What you will do: Write the data out again, matching every line exactly.

Data records:

[Start of Attachment]

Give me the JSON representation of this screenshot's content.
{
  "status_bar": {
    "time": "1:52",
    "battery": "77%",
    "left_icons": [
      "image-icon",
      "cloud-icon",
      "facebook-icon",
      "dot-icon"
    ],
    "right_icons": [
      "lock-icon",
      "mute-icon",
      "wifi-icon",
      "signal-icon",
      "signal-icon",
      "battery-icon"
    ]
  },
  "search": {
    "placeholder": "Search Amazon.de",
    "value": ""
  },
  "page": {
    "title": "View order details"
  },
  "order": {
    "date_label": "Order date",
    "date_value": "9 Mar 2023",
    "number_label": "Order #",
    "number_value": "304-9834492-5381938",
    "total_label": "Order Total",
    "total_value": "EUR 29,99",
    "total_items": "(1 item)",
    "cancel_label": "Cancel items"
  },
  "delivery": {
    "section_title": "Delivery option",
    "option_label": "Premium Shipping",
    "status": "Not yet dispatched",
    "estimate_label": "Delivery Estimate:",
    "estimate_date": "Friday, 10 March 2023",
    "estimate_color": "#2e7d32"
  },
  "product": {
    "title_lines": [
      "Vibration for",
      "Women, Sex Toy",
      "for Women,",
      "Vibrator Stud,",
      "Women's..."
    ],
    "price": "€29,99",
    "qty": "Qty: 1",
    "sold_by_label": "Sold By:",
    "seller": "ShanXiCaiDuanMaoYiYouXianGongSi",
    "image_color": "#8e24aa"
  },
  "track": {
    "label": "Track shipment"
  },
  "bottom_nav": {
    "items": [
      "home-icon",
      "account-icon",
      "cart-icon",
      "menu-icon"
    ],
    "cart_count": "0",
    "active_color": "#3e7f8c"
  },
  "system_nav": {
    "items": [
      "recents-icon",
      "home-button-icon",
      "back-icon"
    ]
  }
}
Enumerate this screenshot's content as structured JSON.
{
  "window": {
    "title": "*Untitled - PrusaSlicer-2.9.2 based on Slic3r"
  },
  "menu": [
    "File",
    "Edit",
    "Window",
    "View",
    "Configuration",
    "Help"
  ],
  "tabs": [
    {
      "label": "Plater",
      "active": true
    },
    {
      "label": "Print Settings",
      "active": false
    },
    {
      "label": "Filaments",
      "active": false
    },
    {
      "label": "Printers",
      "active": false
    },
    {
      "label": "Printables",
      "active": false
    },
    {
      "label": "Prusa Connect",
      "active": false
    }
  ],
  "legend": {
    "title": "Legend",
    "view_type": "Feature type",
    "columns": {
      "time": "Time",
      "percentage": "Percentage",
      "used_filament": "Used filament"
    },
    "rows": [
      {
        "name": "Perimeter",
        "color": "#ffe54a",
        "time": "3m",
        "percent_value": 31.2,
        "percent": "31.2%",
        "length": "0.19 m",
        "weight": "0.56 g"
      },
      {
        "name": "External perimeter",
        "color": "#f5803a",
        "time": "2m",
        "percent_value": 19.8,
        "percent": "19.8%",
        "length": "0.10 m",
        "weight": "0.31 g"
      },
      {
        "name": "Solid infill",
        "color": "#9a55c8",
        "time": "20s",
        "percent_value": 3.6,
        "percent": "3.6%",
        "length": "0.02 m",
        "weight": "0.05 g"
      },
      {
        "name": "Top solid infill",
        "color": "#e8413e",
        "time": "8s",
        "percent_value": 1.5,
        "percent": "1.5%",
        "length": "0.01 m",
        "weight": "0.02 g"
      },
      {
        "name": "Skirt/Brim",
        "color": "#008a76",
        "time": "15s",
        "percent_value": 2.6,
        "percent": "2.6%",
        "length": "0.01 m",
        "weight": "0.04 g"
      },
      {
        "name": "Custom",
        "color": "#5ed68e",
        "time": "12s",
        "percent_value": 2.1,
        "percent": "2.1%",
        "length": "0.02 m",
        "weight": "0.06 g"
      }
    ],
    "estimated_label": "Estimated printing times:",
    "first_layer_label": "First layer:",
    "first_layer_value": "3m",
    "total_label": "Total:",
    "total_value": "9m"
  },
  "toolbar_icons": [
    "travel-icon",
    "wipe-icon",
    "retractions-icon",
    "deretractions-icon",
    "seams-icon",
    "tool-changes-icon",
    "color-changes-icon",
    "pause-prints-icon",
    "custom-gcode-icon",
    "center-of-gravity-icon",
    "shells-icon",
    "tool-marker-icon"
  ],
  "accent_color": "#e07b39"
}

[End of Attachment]

Output for this task:
Give me the JSON representation of this screenshot's content.
{
  "status_bar": {
    "time": "1:52",
    "battery": "77%",
    "left_icons": [
      "image-icon",
      "cloud-icon",
      "facebook-icon",
      "dot-icon"
    ],
    "right_icons": [
      "lock-icon",
      "mute-icon",
      "wifi-icon",
      "signal-icon",
      "signal-icon",
      "battery-icon"
    ]
  },
  "search": {
    "placeholder": "Search Amazon.de",
    "value": ""
  },
  "page": {
    "title": "View order details"
  },
  "order": {
    "date_label": "Order date",
    "date_value": "9 Mar 2023",
    "number_label": "Order #",
    "number_value": "304-9834492-5381938",
    "total_label": "Order Total",
    "total_value": "EUR 29,99",
    "total_items": "(1 item)",
    "cancel_label": "Cancel items"
  },
  "delivery": {
    "section_title": "Delivery option",
    "option_label": "Premium Shipping",
    "status": "Not yet dispatched",
    "estimate_label": "Delivery Estimate:",
    "estimate_date": "Friday, 10 March 2023",
    "estimate_color": "#2e7d32"
  },
  "product": {
    "title_lines": [
      "Vibration for",
      "Women, Sex Toy",
      "for Women,",
      "Vibrator Stud,",
      "Women's..."
    ],
    "price": "€29,99",
    "qty": "Qty: 1",
    "sold_by_label": "Sold By:",
    "seller": "ShanXiCaiDuanMaoYiYouXianGongSi",
    "image_color": "#8e24aa"
  },
  "track": {
    "label": "Track shipment"
  },
  "bottom_nav": {
    "items": [
      "home-icon",
      "account-icon",
      "cart-icon",
      "menu-icon"
    ],
    "cart_count": "0",
    "active_color": "#3e7f8c"
  },
  "system_nav": {
    "items": [
      "recents-icon",
      "home-button-icon",
      "back-icon"
    ]
  }
}
Enumerate this screenshot's content as structured JSON.
{
  "window": {
    "title": "*Untitled - PrusaSlicer-2.9.2 based on Slic3r"
  },
  "menu": [
    "File",
    "Edit",
    "Window",
    "View",
    "Configuration",
    "Help"
  ],
  "tabs": [
    {
      "label": "Plater",
      "active": true
    },
    {
      "label": "Print Settings",
      "active": false
    },
    {
      "label": "Filaments",
      "active": false
    },
    {
      "label": "Printers",
      "active": false
    },
    {
      "label": "Printables",
      "active": false
    },
    {
      "label": "Prusa Connect",
      "active": false
    }
  ],
  "legend": {
    "title": "Legend",
    "view_type": "Feature type",
    "columns": {
      "time": "Time",
      "percentage": "Percentage",
      "used_filament": "Used filament"
    },
    "rows": [
      {
        "name": "Perimeter",
        "color": "#ffe54a",
        "time": "3m",
        "percent_value": 31.2,
        "percent": "31.2%",
        "length": "0.19 m",
        "weight": "0.56 g"
      },
      {
        "name": "External perimeter",
        "color": "#f5803a",
        "time": "2m",
        "percent_value": 19.8,
        "percent": "19.8%",
        "length": "0.10 m",
        "weight": "0.31 g"
      },
      {
        "name": "Solid infill",
        "color": "#9a55c8",
        "time": "20s",
        "percent_value": 3.6,
        "percent": "3.6%",
        "length": "0.02 m",
        "weight": "0.05 g"
      },
      {
        "name": "Top solid infill",
        "color": "#e8413e",
        "time": "8s",
        "percent_value": 1.5,
        "percent": "1.5%",
        "length": "0.01 m",
        "weight": "0.02 g"
      },
      {
        "name": "Skirt/Brim",
        "color": "#008a76",
        "time": "15s",
        "percent_value": 2.6,
        "percent": "2.6%",
        "length": "0.01 m",
        "weight": "0.04 g"
      },
      {
        "name": "Custom",
        "color": "#5ed68e",
        "time": "12s",
        "percent_value": 2.1,
        "percent": "2.1%",
        "length": "0.02 m",
        "weight": "0.06 g"
      }
    ],
    "estimated_label": "Estimated printing times:",
    "first_layer_label": "First layer:",
    "first_layer_value": "3m",
    "total_label": "Total:",
    "total_value": "9m"
  },
  "toolbar_icons": [
    "travel-icon",
    "wipe-icon",
    "retractions-icon",
    "deretractions-icon",
    "seams-icon",
    "tool-changes-icon",
    "color-changes-icon",
    "pause-prints-icon",
    "custom-gcode-icon",
    "center-of-gravity-icon",
    "shells-icon",
    "tool-marker-icon"
  ],
  "accent_color": "#e07b39"
}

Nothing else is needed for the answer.